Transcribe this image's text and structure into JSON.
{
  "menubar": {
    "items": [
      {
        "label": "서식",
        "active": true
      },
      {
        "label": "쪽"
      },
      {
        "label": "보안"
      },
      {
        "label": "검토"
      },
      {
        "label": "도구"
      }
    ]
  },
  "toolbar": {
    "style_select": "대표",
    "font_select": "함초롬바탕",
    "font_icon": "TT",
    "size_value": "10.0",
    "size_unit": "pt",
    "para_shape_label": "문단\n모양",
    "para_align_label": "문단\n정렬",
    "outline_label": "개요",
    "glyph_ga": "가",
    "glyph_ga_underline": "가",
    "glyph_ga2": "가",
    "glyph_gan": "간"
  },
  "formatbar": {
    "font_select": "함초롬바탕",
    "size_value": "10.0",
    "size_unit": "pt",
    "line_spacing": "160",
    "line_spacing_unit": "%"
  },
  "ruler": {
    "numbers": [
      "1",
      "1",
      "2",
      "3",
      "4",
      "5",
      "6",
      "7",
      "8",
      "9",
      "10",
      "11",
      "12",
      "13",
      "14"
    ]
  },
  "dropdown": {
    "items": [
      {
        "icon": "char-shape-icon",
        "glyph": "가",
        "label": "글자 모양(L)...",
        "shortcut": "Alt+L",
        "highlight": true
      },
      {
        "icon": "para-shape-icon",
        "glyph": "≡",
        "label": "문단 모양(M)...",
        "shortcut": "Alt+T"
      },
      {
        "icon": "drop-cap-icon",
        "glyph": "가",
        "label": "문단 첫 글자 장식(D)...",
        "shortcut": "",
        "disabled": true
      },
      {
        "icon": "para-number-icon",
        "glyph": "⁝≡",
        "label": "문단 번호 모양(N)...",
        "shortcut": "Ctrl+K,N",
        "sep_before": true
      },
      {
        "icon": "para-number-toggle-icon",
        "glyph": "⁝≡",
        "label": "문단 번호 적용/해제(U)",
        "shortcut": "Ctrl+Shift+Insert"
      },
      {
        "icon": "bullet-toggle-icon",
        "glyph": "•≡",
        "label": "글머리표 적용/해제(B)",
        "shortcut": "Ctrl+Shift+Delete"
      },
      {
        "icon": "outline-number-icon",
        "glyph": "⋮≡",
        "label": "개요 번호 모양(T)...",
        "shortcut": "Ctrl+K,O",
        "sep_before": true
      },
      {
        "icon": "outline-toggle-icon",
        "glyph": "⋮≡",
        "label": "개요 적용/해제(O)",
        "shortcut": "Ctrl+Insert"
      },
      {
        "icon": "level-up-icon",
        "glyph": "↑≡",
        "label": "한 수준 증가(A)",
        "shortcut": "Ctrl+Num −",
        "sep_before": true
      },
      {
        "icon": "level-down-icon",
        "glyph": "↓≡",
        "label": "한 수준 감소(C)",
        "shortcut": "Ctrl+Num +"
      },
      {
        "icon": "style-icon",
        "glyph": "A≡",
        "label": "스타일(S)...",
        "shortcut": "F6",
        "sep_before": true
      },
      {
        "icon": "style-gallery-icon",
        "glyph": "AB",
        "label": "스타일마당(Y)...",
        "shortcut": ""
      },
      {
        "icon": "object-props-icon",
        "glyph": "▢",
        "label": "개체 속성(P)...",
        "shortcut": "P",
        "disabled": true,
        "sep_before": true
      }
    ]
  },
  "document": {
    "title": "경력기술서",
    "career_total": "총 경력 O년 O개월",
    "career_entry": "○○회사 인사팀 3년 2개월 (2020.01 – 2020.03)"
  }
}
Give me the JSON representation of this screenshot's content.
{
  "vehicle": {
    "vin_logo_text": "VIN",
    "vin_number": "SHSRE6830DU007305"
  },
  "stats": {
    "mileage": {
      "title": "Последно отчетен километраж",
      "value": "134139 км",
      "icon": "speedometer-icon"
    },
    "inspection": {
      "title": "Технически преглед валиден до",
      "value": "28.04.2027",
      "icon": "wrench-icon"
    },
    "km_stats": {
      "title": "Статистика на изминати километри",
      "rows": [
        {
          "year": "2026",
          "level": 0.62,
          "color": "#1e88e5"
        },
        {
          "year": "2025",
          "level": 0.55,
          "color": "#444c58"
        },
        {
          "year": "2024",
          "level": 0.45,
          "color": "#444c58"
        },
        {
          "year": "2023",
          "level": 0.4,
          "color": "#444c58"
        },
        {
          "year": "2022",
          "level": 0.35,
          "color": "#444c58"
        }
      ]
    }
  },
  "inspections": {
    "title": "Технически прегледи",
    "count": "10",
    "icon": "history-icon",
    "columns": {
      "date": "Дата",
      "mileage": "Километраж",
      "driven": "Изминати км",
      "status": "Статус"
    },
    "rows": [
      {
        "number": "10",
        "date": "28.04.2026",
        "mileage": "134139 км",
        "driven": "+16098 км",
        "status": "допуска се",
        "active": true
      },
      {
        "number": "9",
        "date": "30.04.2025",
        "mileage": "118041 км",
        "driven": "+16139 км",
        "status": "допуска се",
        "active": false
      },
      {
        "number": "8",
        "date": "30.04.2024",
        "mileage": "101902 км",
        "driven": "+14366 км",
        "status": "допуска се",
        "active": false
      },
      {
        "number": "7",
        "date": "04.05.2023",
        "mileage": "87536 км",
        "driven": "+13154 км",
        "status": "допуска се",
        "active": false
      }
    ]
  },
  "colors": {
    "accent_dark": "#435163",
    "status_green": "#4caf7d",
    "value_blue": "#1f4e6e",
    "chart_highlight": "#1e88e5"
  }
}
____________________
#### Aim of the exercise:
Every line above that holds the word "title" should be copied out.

#### Exercise answer:
    "title": "경력기술서",
      "title": "Последно отчетен километраж",
      "title": "Технически преглед валиден до",
      "title": "Статистика на изминати километри",
    "title": "Технически прегледи",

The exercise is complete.